Since those heady days of pre-millennium, the choices regarding accommodation have changed considerably. Hotels and motels are old school. Even B&Bs (Bed & Breakfast establishments) are passé. They still exist, of course, and are frequented, especially by the more senior among us. But the trend nowadays is to find an Air B&B or accommodation through another group called Home/Away. There are probably others, but I ain’t that trendy.

I’ve stayed in a few B&Bs in my day….mostly in Britain. One that comes to mind is a place I stayed in back in 1978 in Inverness. I have never met a more crusty, ill-tempered old lady in all my life before that visit or since. Why she was in the business confounds me. She actually told me she merely tolerates people. She and her sister had owned and run the place until her sister died suddenly leaving Miss (a spinster) Fussydrawers to keep the place going. “My sister, the selfish cow, was the outgoing one. She loved people,” she told me at breakfast. “I just had to do the breakfasts and stay out of the way. Then she drops dead and leaves me with the whole thing. I’ve never forgiven her.” I really needed to know that. And no trip adviser back then to register a negative review.

There have been a few Youth Hostels too….during that fateful Tunisian trip. Swore I’d never stay in another one again in my life and I’ve lived up to that promise. The Air B&Bs have been another thing altogether. The best one so far was in Paris a few years ago. Right in the heart of the city a few blocks from the Georges Pompidou Centre. We were in a very small apartment on the top floor (no lift) of a very old, historical house. The price was incredibly cheap for the location. People rent out their homes or part of them to strangers. I’ve stayed at one in Amsterdam, a Dutch comedian’s (an oxymoron if ever there was one) house and one in York.

The problem with Air B&B is that not every participant is reliable. We have booked places where providers never respond. In one case we booked a place in Liverpool at the Albert Dock. The woman replied, said it was available, we asked for details to send payment and never got a reply. Not good business. And a place we got in York (Yorkshire) had mold everywhere. Hit and miss principles apply.

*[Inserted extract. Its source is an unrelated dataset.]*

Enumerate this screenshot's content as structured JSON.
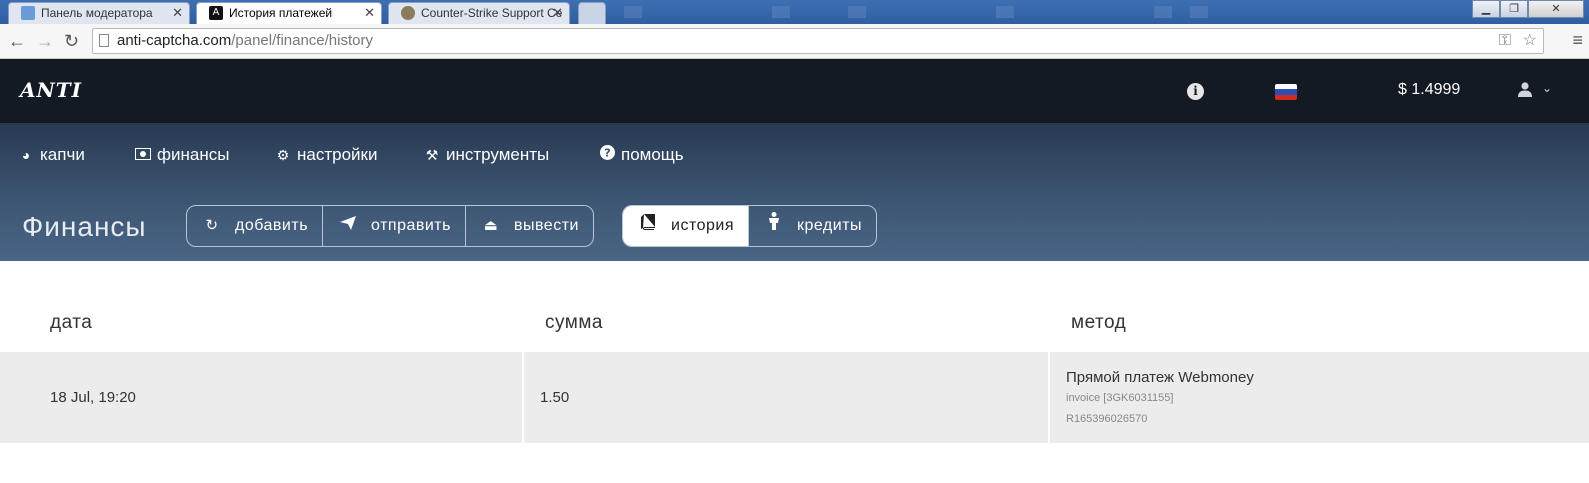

But the most promising accommodation yet was in a place you’d never expect…. Droitwich Spa. Not a household name. And I had never heard of it either until some friends moved their boat to a marina just outside of town. We travelled up there to see them and decided, because they live with 3 dogs on the boat, to stay at a local hotel. And there it was, on the internet….Chateau Impney, at a very good nightly rate too. The name is weird. Impney. Where did that come from?


Don’t know. It began as Impney Hall back in the late 1800s. A chap named John Corbett built it for his French/Irish wife in the style of a French Chateau, thinking this would make her happy. It didn’t. It turned into a miserable marriage and the good lady moved to one of Corbett’s houses in Ireland. Corbett was the salt magnate of the Spa and made a lot of money. His dad owned and ran a barge (narrowboat) on the canals from Birmingham to London. Enterprising family. In 1925, Impney Hall became a hotel and survived troop devastations and enemy prisoners from WWII. It was re-branded as Chateau Impney in the 1960s. The extensive grounds and gardens were restored near to their former glory as well.


And having booked online, we didn’t know what to expect. As we drove up the lane toward this magnificent place, we couldn’t believe our luck. We checked in and were told our room was in one of the out-buildings. Nice room, but in a brown-bricked, flat-roofed annex….and no room service. But, breakfast was included and we did get to eat that in the Chateau….basement. Even so, one lady, dressed very smartly asked if her party could move elsewhere when they were seated next to us….wearing our leisure wear. Snooty bitch.

We walked the gardens before we left and headed home to our boat and our normal life. The pretentious Chateau, as ornate and as spectacular as it was, could stay or go as far as I’m concerned. Next time it’s the Premier Inn for me.